(Items from an interface collection)
--- START ---
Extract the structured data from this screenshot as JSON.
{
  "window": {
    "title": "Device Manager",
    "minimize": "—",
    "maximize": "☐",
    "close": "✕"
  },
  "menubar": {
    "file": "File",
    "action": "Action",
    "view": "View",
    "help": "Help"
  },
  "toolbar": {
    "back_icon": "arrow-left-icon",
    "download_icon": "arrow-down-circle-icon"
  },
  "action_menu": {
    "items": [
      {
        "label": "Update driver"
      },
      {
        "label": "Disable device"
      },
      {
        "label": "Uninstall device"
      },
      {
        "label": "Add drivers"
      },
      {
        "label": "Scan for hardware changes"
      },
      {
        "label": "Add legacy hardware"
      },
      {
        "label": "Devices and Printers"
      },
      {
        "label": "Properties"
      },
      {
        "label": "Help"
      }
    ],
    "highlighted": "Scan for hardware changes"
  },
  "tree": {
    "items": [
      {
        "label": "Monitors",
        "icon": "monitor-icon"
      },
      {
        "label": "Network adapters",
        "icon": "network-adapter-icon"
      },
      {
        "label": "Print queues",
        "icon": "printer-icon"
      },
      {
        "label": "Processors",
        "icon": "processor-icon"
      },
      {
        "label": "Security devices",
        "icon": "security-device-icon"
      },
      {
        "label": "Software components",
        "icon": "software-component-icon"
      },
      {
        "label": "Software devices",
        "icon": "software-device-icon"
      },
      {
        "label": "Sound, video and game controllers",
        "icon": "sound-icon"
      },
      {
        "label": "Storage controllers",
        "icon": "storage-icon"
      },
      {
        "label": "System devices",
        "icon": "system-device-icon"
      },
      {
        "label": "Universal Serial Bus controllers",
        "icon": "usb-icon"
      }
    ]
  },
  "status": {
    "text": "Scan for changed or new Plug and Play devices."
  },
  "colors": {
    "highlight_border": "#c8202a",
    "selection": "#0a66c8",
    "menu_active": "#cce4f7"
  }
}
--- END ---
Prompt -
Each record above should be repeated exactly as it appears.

Response to this exercise -
Extract the structured data from this screenshot as JSON.
{
  "window": {
    "title": "Device Manager",
    "minimize": "—",
    "maximize": "☐",
    "close": "✕"
  },
  "menubar": {
    "file": "File",
    "action": "Action",
    "view": "View",
    "help": "Help"
  },
  "toolbar": {
    "back_icon": "arrow-left-icon",
    "download_icon": "arrow-down-circle-icon"
  },
  "action_menu": {
    "items": [
      {
        "label": "Update driver"
      },
      {
        "label": "Disable device"
      },
      {
        "label": "Uninstall device"
      },
      {
        "label": "Add drivers"
      },
      {
        "label": "Scan for hardware changes"
      },
      {
        "label": "Add legacy hardware"
      },
      {
        "label": "Devices and Printers"
      },
      {
        "label": "Properties"
      },
      {
        "label": "Help"
      }
    ],
    "highlighted": "Scan for hardware changes"
  },
  "tree": {
    "items": [
      {
        "label": "Monitors",
        "icon": "monitor-icon"
      },
      {
        "label": "Network adapters",
        "icon": "network-adapter-icon"
      },
      {
        "label": "Print queues",
        "icon": "printer-icon"
      },
      {
        "label": "Processors",
        "icon": "processor-icon"
      },
      {
        "label": "Security devices",
        "icon": "security-device-icon"
      },
      {
        "label": "Software components",
        "icon": "software-component-icon"
      },
      {
        "label": "Software devices",
        "icon": "software-device-icon"
      },
      {
        "label": "Sound, video and game controllers",
        "icon": "sound-icon"
      },
      {
        "label": "Storage controllers",
        "icon": "storage-icon"
      },
      {
        "label": "System devices",
        "icon": "system-device-icon"
      },
      {
        "label": "Universal Serial Bus controllers",
        "icon": "usb-icon"
      }
    ]
  },
  "status": {
    "text": "Scan for changed or new Plug and Play devices."
  },
  "colors": {
    "highlight_border": "#c8202a",
    "selection": "#0a66c8",
    "menu_active": "#cce4f7"
  }
}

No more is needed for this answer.